The need to believe
Hello again, hope you had a nice winter season so far. I just felt compelled (after reading your other letters) to write to you on some of the things I’ve been pondering as of late. Mainly though, I wanted to know why so many people feel the need to believe in something.
I have a friend who is agnostic, in the sense that they do not buy into organized religion but still believe in a god or some other diety. They told me, “They feel like they need to believe in something.” She also gets into many fights with her boyfriend, who is Atheist, over this. She is emotional and he is very stubborn and narrowminded, which I alway point out when he makes ignorant comments about Christians needed to all go away and die. When I introduced him to my thoughts and ideas on Atheist, and Dawkin’s ideas, as well as your own, I tried to promote logic and reason, as well as understanding and tolerence. Unfortunate that only half of the message held.
Back to my friend who feels the need to believe. The best explanation I could come up with is that, we cannot comprehend absolute nothing. If we die, and cease to exist, we cannot fathom what that would be like. It just seems so devoid and empty, so we would like to think that our time here wasn’t for nothing (and I like to think that if we can change someone else’s life for the better, it wasn’t for nothing at all). But not only can religion be a nice pillow to comfort our mental fall, it seems to be a nice answer to things that would otherwise be complicated.
Life is complicated, and I do enjoy sorting out complicated things. Most of the people I have seen in life, do not like complicated things. The idea of God, and those that tag along (soul mates, true love, ect) all seem to be a nice and easy answer, that would imply that no other thought is needed on the matter. Where did all this come from? God of course, case closed.
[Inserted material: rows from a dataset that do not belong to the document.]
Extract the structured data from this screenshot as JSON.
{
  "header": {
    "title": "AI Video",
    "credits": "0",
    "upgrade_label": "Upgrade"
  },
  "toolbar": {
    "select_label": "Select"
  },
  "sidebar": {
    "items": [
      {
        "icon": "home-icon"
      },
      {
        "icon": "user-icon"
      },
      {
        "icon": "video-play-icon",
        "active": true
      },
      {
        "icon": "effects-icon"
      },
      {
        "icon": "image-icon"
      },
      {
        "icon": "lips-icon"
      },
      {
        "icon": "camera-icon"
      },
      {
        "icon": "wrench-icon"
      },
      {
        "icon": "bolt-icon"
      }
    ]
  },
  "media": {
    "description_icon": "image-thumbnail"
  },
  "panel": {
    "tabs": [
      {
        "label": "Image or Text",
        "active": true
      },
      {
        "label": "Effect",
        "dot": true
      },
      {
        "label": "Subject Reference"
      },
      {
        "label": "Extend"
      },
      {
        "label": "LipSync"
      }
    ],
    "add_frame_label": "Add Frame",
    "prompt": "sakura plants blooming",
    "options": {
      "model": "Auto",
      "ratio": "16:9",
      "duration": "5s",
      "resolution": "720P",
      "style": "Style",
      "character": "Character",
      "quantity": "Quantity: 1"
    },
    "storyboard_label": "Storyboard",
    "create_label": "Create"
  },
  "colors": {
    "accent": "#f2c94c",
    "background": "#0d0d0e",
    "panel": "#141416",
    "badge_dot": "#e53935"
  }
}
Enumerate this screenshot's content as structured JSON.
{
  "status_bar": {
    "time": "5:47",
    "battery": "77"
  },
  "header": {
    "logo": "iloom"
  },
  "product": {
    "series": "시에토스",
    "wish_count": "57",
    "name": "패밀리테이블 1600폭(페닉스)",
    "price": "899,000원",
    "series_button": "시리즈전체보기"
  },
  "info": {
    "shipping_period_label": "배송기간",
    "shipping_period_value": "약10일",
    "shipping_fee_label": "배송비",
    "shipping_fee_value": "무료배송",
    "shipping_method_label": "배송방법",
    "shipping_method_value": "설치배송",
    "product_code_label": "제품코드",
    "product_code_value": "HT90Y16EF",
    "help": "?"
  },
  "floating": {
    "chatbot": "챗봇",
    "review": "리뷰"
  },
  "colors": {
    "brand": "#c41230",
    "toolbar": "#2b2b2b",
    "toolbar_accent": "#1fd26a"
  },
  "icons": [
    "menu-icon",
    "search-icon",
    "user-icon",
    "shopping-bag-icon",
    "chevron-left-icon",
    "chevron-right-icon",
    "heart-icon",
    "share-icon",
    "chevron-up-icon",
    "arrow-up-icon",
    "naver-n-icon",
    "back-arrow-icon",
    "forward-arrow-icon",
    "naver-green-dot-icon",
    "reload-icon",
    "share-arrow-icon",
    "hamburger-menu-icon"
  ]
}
But there also seems to be something else, as if our minds were wired to believe in a god. I don’t remember if that was mentioned here or somewhere else but I have not explored that research so much. I do believe that in addition to that, there is a social pressure to believe in God. People’s parents, friends, afriad of rejection or hate. I do know quite a few people who are Atheistic, but won’t dare admit it in public. To me they are only cheating themselves, and denying who they are. Unless, of course, they are lieing to me and still believe in a God; but that would just lead me back to square one.
So I seem to be a bit stuck in my thinking on the matter, perhaps you have some insite or a mental push?
I’d say that there are three reasons people have religious beliefs:
1) Society: If you’re brought up with religion, it can become part of your being. We see the same thing with morality — there are some things that Americans find immoral (women topless in public, eating dogs, plural marriage) that people in some other countries would have no problem with. But even though such things are obviously purely cultural, an American might still have a very deep-seated feeling of “wrongness” when confronted with such a thing. Similarly with religion, if you are raised with it, the feeling of God being “out there” can be a part of you.
2) Need: Religion is comforting to people in a variety of circumstances. It helps give meaning to tragedy (“God has a plan”), eases the sorrow of loss (“She’s gone to a better place”), promises justice (“He’ll pay for his sins,”) and explains incomprehensible concepts (“In the beginning…”). For many people, there would be great discomfort without these explanations and reassurances.
3) Patterns: I think that in a way humans are indeed hard-wired for religion. We are exceptionally good at spotting patterns, and we have a need for explanations. This leads us to magical thinking (“I prayed and then it rained”) and to accepting the “God of the gaps” (“I can’t explain it but I must have an explanation, therefore the explanation is God”).
I hope that helps explain my position.
Now go tell your friend’s boyfriend to stop being so narrowminded and try to see the world from his girlfriend’s perspective. He’s giving atheism a bad name.